WHAT IS BEING ASKED: Repeat the data below exactly, dropping any pictures it holds.

----

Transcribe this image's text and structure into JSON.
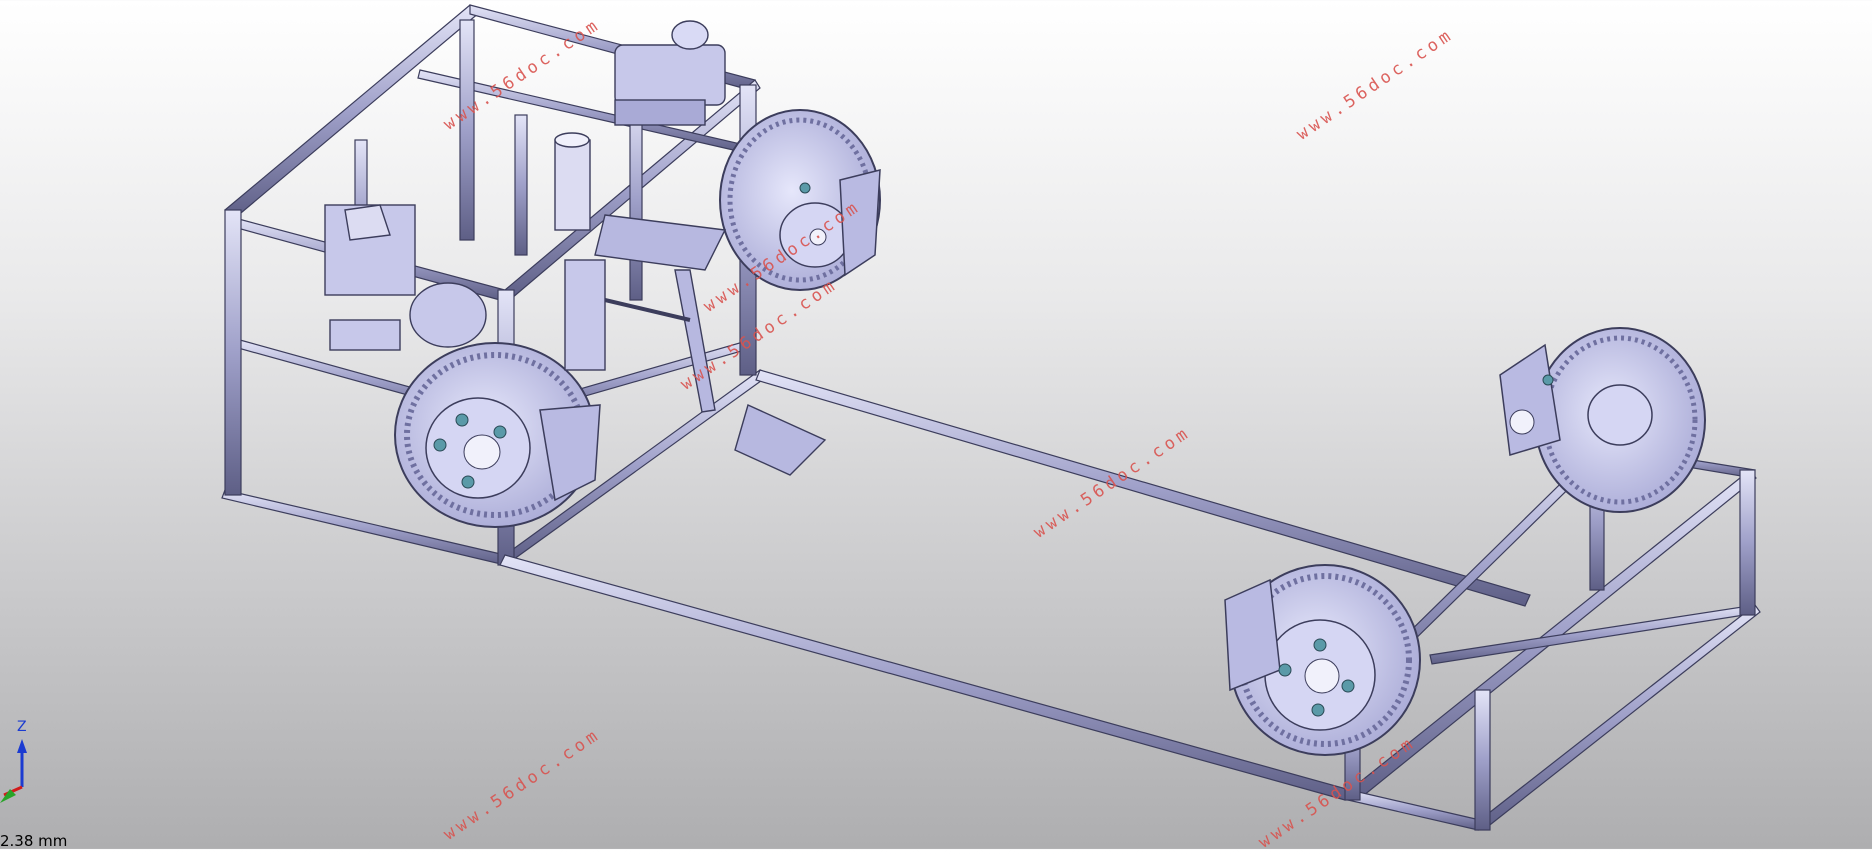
{
  "watermarks": [
    "www.56doc.com",
    "www.56doc.com",
    "www.56doc.com",
    "www.56doc.com",
    "www.56doc.com",
    "www.56doc.com",
    "www.56doc.com"
  ],
  "triad": {
    "z_label": "Z"
  },
  "scale_readout": "2.38 mm",
  "colors": {
    "frame": "#8e8fb6",
    "frame_light": "#c7c8e8",
    "frame_dark": "#4b4c6e",
    "disc": "#c3c4ec",
    "bolt": "#5a9aa8",
    "watermark": "#d9534f"
  }
}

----

EXERCISE RESULT:
Transcribe this image's text and structure into JSON.
{
  "watermarks": [
    "www.56doc.com",
    "www.56doc.com",
    "www.56doc.com",
    "www.56doc.com",
    "www.56doc.com",
    "www.56doc.com",
    "www.56doc.com"
  ],
  "triad": {
    "z_label": "Z"
  },
  "scale_readout": "2.38 mm",
  "colors": {
    "frame": "#8e8fb6",
    "frame_light": "#c7c8e8",
    "frame_dark": "#4b4c6e",
    "disc": "#c3c4ec",
    "bolt": "#5a9aa8",
    "watermark": "#d9534f"
  }
}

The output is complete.